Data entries
╭──

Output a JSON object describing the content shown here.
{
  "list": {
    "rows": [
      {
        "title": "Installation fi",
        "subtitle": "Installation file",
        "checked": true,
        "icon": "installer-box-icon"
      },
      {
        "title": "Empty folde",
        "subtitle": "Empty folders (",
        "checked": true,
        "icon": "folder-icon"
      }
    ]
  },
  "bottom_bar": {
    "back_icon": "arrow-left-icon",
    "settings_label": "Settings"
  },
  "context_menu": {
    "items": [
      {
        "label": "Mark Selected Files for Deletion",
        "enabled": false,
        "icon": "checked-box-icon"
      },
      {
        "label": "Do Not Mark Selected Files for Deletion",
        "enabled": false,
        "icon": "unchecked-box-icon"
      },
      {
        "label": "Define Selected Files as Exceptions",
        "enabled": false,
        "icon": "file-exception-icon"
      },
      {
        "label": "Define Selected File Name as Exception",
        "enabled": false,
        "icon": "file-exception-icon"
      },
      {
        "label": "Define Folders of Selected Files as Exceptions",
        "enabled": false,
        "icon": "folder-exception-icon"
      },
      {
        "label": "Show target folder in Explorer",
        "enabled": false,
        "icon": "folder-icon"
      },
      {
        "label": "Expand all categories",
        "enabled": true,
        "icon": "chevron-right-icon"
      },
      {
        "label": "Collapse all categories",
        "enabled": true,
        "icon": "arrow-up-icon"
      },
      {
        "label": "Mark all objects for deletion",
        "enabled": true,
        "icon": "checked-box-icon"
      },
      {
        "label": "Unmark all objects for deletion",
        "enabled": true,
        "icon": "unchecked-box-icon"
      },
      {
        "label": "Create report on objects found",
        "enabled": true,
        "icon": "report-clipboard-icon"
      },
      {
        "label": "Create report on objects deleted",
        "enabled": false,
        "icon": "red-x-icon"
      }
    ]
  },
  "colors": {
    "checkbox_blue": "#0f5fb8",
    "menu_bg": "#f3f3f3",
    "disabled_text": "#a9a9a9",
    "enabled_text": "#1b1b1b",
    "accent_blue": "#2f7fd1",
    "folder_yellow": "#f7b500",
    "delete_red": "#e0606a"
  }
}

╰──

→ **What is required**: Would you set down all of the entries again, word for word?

→ **Task response**:
Output a JSON object describing the content shown here.
{
  "list": {
    "rows": [
      {
        "title": "Installation fi",
        "subtitle": "Installation file",
        "checked": true,
        "icon": "installer-box-icon"
      },
      {
        "title": "Empty folde",
        "subtitle": "Empty folders (",
        "checked": true,
        "icon": "folder-icon"
      }
    ]
  },
  "bottom_bar": {
    "back_icon": "arrow-left-icon",
    "settings_label": "Settings"
  },
  "context_menu": {
    "items": [
      {
        "label": "Mark Selected Files for Deletion",
        "enabled": false,
        "icon": "checked-box-icon"
      },
      {
        "label": "Do Not Mark Selected Files for Deletion",
        "enabled": false,
        "icon": "unchecked-box-icon"
      },
      {
        "label": "Define Selected Files as Exceptions",
        "enabled": false,
        "icon": "file-exception-icon"
      },
      {
        "label": "Define Selected File Name as Exception",
        "enabled": false,
        "icon": "file-exception-icon"
      },
      {
        "label": "Define Folders of Selected Files as Exceptions",
        "enabled": false,
        "icon": "folder-exception-icon"
      },
      {
        "label": "Show target folder in Explorer",
        "enabled": false,
        "icon": "folder-icon"
      },
      {
        "label": "Expand all categories",
        "enabled": true,
        "icon": "chevron-right-icon"
      },
      {
        "label": "Collapse all categories",
        "enabled": true,
        "icon": "arrow-up-icon"
      },
      {
        "label": "Mark all objects for deletion",
        "enabled": true,
        "icon": "checked-box-icon"
      },
      {
        "label": "Unmark all objects for deletion",
        "enabled": true,
        "icon": "unchecked-box-icon"
      },
      {
        "label": "Create report on objects found",
        "enabled": true,
        "icon": "report-clipboard-icon"
      },
      {
        "label": "Create report on objects deleted",
        "enabled": false,
        "icon": "red-x-icon"
      }
    ]
  },
  "colors": {
    "checkbox_blue": "#0f5fb8",
    "menu_bg": "#f3f3f3",
    "disabled_text": "#a9a9a9",
    "enabled_text": "#1b1b1b",
    "accent_blue": "#2f7fd1",
    "folder_yellow": "#f7b500",
    "delete_red": "#e0606a"
  }
}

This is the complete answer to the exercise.